By Dr. Gene Dorio
Evelyn was my patient for 30 years. She lost her husband, and even a son. As mobility and vision decreased, she lost her drivers license and independence.
Still, quality of life was sustained by family, friends, faith, and her dog, Toady.
In her late ’90s she faded, and knew she was at end-of-life. Our past conversations prepared her for this decision, and she was ready for hospice.
Her primary request was for me to remain her doctor, which I agreed, doing housecalls in her final days.
Hospice allowed her to be comfortable and not suffer. With Medicare red tape, I had to jump through hoops to continue seeing her:
Attend hospice meetings concerning Evelyn’s care with other medical professionals;
relinquish any end-of-life medical decision-making to the hospice doctor;
not manage pain or comfort medication.
I had no problems jumping through these hoops as I had done it many times in the past.
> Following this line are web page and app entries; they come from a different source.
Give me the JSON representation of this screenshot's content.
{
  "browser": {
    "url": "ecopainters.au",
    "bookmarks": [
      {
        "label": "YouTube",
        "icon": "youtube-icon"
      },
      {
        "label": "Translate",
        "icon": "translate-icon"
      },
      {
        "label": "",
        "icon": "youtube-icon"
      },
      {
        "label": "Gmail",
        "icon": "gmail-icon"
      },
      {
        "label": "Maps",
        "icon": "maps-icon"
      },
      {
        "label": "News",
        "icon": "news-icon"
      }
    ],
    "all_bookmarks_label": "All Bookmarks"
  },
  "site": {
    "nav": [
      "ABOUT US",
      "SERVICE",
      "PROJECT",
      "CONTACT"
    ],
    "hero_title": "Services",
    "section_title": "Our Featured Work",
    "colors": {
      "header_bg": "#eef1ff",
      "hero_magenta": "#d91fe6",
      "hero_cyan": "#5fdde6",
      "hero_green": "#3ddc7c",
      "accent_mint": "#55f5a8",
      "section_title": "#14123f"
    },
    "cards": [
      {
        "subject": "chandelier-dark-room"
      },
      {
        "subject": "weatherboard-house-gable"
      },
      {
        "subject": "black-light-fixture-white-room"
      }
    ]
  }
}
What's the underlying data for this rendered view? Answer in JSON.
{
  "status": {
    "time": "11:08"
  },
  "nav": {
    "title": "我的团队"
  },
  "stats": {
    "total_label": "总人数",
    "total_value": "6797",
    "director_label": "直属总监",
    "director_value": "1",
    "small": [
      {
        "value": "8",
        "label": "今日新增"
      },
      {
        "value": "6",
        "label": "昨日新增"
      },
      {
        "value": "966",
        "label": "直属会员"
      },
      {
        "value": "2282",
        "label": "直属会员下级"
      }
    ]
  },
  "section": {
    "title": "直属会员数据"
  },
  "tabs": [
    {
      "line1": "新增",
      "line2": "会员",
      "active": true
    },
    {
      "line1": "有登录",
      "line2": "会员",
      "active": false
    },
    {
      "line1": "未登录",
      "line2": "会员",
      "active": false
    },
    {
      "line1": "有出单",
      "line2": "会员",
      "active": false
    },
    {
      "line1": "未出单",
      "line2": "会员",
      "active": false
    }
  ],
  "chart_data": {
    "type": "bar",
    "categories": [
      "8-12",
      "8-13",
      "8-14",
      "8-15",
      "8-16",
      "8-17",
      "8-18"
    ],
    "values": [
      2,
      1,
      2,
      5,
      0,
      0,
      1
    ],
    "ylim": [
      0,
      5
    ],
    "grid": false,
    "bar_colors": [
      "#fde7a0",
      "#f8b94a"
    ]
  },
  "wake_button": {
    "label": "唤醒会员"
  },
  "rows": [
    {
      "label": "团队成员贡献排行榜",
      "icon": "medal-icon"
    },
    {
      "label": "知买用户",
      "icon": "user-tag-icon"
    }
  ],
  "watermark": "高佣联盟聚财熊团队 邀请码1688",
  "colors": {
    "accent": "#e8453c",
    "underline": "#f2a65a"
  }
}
This is difficult for some doctors though, as sometimes patients experience a final loss when they lose their longtime physician because of red tape.
Toady was there when Evelyn passed away.
So was her doctor.